Most of the original reasons not to invest in Facebook have been rendered obsolete, thanks to the company's actual performance. Wednesday's news that its fourth-quarter profits were up eightfold over the prior year boosted its shares in after-hours trading.
Now, it seems, we must come up with new excuses.
Teens, it is said, are abandoning the network – or never joining at all. Even worse: Facebook, we learned last week, is like an infectious disease that will be cured, with the service losing 80 per cent of its users by 2017.
Returning to my role as Facebook defender (and owner of a tiny lot of 100 shares), I'm mildly concerned about the site's demographics. And not at all concerned about the disease thing – although, you have to admit, it makes for an awesome headline.
That particular story was about a research paper published by two Princeton University researchers called "Epidemiological modelling of online social network dynamics." It's a neat conceit: The adoption, and abandonment, of social networks is similar to the dynamics of the spread of (and recovery from) infectious disease.
To arrive at their forecasts for Facebook, the researchers use the SIR, or susceptible/infectious/recovered model, and apply it to MySpace, the early social network that has already peaked and sharply declined. Because they found a fit with the MySpace data, they applied it to Facebook to create their prognosis.
The paper has not been peer-reviewed, but some non-academicians have already made some observations: They find the comparison between social networks and diseases odd, and the comparison of Facebook to MySpace stranger still.
Here are two more. One, because user data for the networks is sometimes difficult to obtain (remember, MySpace was always a private company), the researchers used searches on Google for the name of the network as a proxy for use. Apparently, the number of searches for "Facebook" on Google peaked in 2012. This strikes me as imperfect, since we have actual user data for Facebook now that it's a public company, and the only people searching for "Facebook" in Google are people too lazy to bookmark the site.
Two, and more important, is that the result is absurd. While the widely reported conclusion is that Facebook will lose 80 per cent of its users between 2015 and 2017, that's actually the "late prediction bound curve" for the data. The "best fit" for the data, the researchers acknowledge in the paper, is that Facebook will shrink to 20 per cent of its maximum size by December, 2014.
That would be in 10 months. Facebook, which reported nearly 1.2 billion "monthly active users" in December, 2013, will lose almost one billion users in the next 10 months. We'll see what the comments are for this paper in the peer review.
Rather than say Facebook is like an infectious disease, I'd rather compare it to the newspaper industry. Some would say that's worse than a disease, but they forget that newspapers had many, many highly profitable years of being pretty much the No. 1 way to reach a large number of local consumers. Newsroom folks like me mistakenly thought we were in the news business; we were in the audience business, with just a few similar competitors.
For many years, the newspaper industry worried that young people weren't reading the product.

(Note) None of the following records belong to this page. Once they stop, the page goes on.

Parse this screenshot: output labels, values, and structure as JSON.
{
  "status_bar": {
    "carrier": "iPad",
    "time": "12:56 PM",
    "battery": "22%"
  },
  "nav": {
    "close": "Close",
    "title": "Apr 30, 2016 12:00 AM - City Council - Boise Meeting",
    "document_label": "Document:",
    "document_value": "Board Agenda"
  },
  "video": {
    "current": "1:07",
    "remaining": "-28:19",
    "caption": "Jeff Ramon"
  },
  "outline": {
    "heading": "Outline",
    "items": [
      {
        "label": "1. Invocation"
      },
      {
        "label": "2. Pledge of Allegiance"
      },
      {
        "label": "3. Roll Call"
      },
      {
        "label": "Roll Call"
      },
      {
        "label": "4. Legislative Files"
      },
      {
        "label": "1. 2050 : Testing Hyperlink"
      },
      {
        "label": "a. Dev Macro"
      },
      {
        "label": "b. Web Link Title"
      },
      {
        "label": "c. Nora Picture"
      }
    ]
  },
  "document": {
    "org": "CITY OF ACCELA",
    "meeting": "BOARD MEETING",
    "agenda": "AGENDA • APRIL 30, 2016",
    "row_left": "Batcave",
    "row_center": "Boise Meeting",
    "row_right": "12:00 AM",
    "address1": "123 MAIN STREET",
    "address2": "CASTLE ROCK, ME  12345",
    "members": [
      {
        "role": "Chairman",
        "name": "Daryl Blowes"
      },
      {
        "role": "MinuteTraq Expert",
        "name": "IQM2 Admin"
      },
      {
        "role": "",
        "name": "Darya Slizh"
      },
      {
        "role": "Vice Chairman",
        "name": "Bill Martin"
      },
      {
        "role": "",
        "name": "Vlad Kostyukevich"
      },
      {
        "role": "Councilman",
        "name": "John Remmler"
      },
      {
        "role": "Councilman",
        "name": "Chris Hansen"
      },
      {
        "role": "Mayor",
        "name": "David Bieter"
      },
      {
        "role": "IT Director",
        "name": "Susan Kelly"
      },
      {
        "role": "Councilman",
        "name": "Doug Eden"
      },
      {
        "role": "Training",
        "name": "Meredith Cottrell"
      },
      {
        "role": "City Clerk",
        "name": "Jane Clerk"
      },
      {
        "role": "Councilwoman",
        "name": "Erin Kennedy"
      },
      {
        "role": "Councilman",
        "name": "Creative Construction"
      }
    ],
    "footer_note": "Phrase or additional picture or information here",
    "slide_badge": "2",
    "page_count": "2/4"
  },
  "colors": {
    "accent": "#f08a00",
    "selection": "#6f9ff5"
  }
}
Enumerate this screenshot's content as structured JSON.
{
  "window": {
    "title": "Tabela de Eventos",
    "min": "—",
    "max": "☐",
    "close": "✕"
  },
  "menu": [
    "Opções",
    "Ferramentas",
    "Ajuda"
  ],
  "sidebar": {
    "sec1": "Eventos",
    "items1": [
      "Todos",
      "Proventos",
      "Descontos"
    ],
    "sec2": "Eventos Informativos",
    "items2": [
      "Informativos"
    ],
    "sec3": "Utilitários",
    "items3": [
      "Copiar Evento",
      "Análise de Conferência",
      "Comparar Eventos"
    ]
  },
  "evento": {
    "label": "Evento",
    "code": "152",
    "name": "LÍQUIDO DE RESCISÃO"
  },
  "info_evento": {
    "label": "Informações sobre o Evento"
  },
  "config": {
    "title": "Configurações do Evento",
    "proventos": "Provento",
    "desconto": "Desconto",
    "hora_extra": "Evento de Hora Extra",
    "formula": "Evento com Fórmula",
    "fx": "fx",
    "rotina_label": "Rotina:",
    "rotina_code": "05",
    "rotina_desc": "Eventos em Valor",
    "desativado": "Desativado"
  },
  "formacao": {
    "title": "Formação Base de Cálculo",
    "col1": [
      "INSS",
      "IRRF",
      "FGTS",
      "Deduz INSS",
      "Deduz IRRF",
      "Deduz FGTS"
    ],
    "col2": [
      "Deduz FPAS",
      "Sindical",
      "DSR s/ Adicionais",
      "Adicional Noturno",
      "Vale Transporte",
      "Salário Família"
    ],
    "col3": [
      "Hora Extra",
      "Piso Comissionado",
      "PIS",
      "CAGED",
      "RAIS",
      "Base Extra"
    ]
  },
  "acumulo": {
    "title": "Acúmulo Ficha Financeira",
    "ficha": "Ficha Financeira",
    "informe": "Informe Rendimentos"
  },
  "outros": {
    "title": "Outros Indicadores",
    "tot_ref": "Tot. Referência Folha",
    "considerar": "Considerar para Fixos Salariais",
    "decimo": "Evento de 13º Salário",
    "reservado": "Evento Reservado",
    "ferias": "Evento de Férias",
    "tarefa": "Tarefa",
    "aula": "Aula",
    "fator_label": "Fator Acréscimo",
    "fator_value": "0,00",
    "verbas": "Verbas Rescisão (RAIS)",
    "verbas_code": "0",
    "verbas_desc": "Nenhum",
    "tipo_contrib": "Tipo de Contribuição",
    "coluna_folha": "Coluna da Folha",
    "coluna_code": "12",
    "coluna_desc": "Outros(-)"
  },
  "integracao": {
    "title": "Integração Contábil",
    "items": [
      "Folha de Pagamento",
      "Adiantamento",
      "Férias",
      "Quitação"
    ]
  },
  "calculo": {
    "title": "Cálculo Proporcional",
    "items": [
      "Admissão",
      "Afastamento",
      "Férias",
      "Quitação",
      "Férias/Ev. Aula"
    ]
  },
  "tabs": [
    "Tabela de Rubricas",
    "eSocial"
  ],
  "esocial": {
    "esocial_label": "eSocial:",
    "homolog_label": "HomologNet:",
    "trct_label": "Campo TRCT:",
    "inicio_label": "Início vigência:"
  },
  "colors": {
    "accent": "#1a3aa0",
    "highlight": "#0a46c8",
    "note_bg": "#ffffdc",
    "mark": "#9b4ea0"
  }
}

But generally, young people became newspaper customers as they got a little older, bought a home, started a family and became full-scale consumers. And newspapers maintained their audience. At least until Google and Facebook came along.
I think that's where Facebook is today. Plenty of teens are choosing Instagram (which Facebook owns, by the way) or Snapchat, eschewing Facebook because it has their parents and all the other old people. There will come a day, however, when all their childhood and college friends take new jobs, maybe move away, and aren't right there in their day-to-day lives. For years to come, there will be no better way than Facebook to regularly stay in touch.
You might say that they'll then catch the Facebook bug.